The problem :: Report each line from the records where the string "title" turns up.

Data to examine Block Start

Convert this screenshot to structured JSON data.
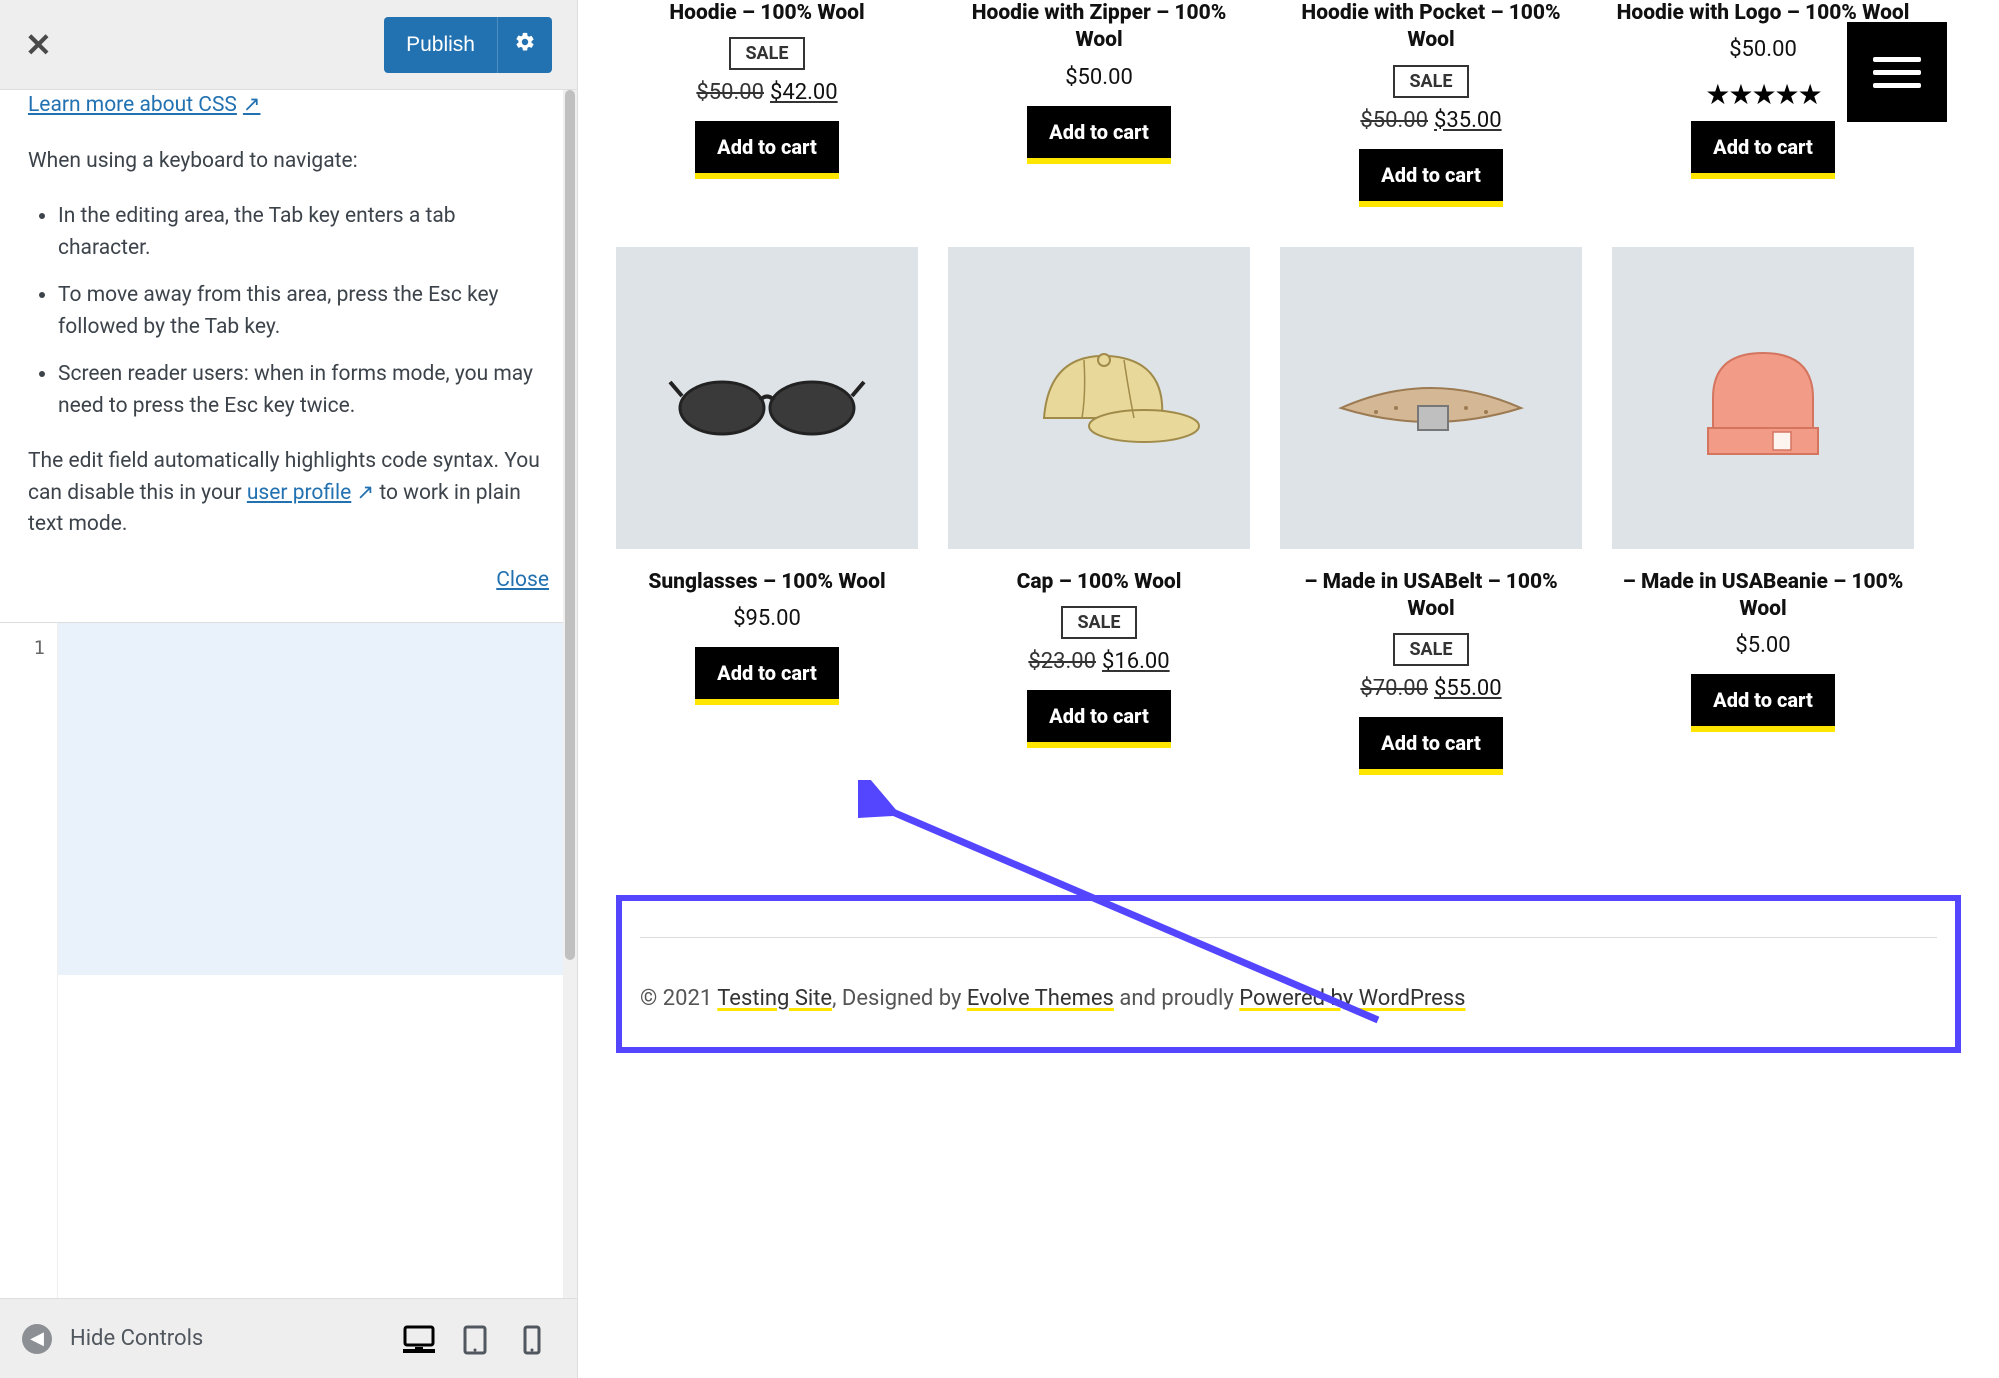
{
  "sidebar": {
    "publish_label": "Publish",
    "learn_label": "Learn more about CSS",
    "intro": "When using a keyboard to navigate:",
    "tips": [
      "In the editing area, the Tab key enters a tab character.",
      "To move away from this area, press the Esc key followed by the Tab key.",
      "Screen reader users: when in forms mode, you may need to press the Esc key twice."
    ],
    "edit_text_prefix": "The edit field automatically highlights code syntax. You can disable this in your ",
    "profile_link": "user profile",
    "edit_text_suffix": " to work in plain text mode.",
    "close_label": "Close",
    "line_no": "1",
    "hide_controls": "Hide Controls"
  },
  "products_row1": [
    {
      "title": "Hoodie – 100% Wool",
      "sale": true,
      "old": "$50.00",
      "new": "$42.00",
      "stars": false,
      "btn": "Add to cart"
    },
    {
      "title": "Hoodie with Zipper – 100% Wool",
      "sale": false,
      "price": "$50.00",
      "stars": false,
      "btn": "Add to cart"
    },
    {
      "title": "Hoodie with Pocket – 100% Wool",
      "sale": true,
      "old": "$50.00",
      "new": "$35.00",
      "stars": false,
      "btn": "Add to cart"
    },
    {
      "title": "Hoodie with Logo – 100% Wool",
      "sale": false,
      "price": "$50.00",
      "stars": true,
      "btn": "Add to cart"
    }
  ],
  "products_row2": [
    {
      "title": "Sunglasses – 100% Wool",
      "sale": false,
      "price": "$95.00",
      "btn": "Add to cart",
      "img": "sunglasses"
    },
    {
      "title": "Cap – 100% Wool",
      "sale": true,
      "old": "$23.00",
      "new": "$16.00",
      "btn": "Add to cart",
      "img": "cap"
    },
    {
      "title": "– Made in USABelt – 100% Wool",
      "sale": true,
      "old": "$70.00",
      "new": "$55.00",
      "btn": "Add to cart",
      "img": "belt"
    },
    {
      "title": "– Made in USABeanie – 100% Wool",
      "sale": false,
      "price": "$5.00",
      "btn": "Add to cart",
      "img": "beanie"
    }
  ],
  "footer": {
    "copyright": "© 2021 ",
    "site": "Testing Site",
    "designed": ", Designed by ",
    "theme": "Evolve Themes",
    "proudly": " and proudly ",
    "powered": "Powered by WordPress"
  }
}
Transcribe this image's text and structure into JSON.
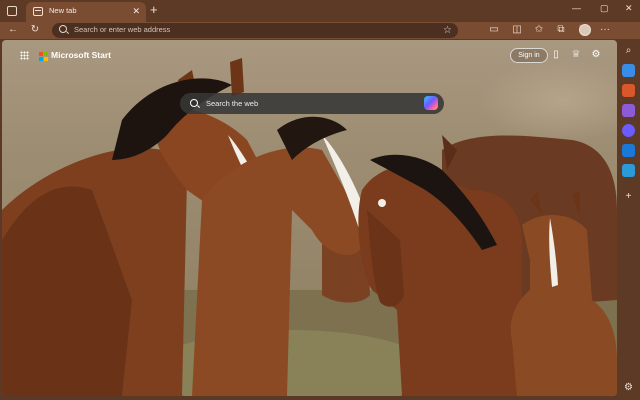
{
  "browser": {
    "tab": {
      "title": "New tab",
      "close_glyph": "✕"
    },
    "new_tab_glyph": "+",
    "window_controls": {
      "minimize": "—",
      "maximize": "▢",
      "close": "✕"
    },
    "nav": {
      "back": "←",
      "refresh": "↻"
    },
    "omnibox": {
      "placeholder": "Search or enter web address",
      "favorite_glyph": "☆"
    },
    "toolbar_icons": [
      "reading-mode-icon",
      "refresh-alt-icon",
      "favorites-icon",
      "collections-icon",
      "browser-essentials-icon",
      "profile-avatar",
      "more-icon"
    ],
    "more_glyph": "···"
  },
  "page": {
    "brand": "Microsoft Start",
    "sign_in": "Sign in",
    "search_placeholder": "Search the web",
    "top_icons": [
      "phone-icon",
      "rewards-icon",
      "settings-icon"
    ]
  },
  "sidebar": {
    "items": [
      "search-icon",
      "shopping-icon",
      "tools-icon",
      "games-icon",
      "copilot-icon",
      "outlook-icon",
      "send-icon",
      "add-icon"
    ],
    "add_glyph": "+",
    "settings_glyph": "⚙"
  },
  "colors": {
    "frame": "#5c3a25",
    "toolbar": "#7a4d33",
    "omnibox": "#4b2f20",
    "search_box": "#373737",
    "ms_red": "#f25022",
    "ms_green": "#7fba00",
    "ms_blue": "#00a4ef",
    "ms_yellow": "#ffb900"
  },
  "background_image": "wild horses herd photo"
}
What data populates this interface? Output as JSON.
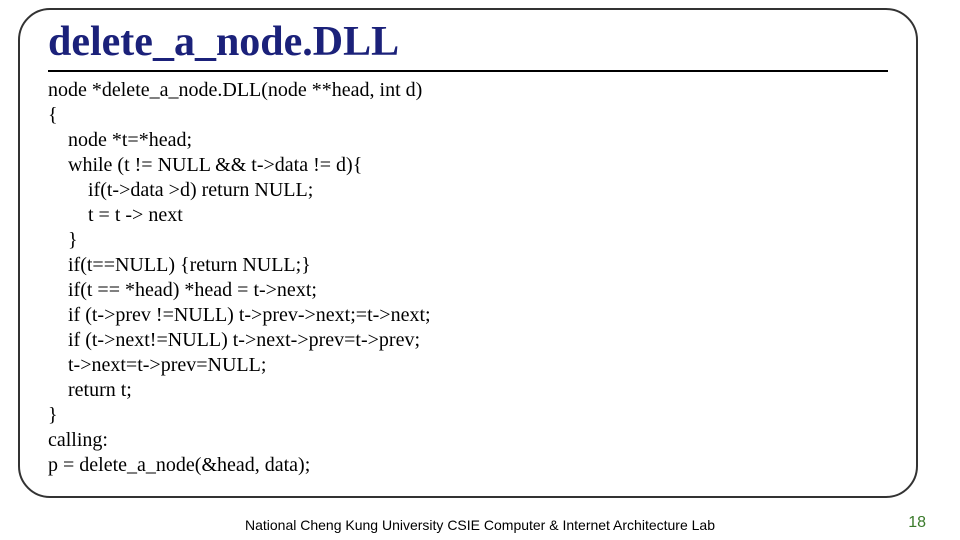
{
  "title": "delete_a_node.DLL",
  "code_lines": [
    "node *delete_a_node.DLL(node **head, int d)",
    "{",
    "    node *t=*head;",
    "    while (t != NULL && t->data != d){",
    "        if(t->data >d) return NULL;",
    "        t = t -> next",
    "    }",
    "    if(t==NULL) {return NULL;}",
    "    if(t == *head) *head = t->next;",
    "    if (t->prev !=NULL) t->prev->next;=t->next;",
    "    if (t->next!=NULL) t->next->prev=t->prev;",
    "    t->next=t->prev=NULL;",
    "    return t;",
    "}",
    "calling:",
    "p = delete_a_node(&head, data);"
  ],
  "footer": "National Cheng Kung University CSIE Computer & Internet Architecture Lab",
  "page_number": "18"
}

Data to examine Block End

Written response ::
      "title": "Hoodie – 100% Wool",
      "title": "Hoodie with Zipper – 100% Wool",
      "title": "Hoodie with Pocket – 100% Wool",
      "title": "Hoodie with Logo – 100% Wool",
      "title": "Sunglasses – 100% Wool",
      "title": "Cap – 100% Wool",
      "title": "– Made in USABelt – 100% Wool",
      "title": "– Made in USABeanie – 100% Wool",
      "title": "New tab",
  "title": "delete_a_node.DLL",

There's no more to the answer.